##### INPUT #####
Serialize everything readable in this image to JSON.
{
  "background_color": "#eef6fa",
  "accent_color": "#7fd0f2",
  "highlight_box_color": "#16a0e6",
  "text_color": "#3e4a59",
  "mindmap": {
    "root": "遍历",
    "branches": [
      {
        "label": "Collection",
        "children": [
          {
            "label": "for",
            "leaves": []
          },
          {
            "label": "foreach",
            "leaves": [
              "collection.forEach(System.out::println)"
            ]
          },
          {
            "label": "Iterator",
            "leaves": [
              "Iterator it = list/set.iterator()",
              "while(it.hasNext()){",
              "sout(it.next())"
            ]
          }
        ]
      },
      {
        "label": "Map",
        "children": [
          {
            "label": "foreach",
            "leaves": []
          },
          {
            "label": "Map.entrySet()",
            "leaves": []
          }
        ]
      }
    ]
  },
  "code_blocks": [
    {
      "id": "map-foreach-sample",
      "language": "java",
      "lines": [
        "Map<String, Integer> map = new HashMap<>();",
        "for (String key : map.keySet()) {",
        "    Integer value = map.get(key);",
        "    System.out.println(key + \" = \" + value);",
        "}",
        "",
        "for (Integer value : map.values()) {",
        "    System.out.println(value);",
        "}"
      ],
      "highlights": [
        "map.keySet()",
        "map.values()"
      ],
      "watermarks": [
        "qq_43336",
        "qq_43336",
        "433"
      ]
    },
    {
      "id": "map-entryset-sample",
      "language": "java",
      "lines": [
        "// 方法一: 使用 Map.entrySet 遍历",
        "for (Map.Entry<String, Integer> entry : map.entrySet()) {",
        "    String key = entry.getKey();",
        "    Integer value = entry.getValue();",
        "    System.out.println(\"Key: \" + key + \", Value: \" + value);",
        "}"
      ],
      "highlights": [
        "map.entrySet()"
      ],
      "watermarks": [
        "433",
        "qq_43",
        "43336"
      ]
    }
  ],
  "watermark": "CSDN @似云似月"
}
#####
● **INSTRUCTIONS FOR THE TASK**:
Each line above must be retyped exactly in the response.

● **RESULT FOR THIS EXERCISE**:
Serialize everything readable in this image to JSON.
{
  "background_color": "#eef6fa",
  "accent_color": "#7fd0f2",
  "highlight_box_color": "#16a0e6",
  "text_color": "#3e4a59",
  "mindmap": {
    "root": "遍历",
    "branches": [
      {
        "label": "Collection",
        "children": [
          {
            "label": "for",
            "leaves": []
          },
          {
            "label": "foreach",
            "leaves": [
              "collection.forEach(System.out::println)"
            ]
          },
          {
            "label": "Iterator",
            "leaves": [
              "Iterator it = list/set.iterator()",
              "while(it.hasNext()){",
              "sout(it.next())"
            ]
          }
        ]
      },
      {
        "label": "Map",
        "children": [
          {
            "label": "foreach",
            "leaves": []
          },
          {
            "label": "Map.entrySet()",
            "leaves": []
          }
        ]
      }
    ]
  },
  "code_blocks": [
    {
      "id": "map-foreach-sample",
      "language": "java",
      "lines": [
        "Map<String, Integer> map = new HashMap<>();",
        "for (String key : map.keySet()) {",
        "    Integer value = map.get(key);",
        "    System.out.println(key + \" = \" + value);",
        "}",
        "",
        "for (Integer value : map.values()) {",
        "    System.out.println(value);",
        "}"
      ],
      "highlights": [
        "map.keySet()",
        "map.values()"
      ],
      "watermarks": [
        "qq_43336",
        "qq_43336",
        "433"
      ]
    },
    {
      "id": "map-entryset-sample",
      "language": "java",
      "lines": [
        "// 方法一: 使用 Map.entrySet 遍历",
        "for (Map.Entry<String, Integer> entry : map.entrySet()) {",
        "    String key = entry.getKey();",
        "    Integer value = entry.getValue();",
        "    System.out.println(\"Key: \" + key + \", Value: \" + value);",
        "}"
      ],
      "highlights": [
        "map.entrySet()"
      ],
      "watermarks": [
        "433",
        "qq_43",
        "43336"
      ]
    }
  ],
  "watermark": "CSDN @似云似月"
}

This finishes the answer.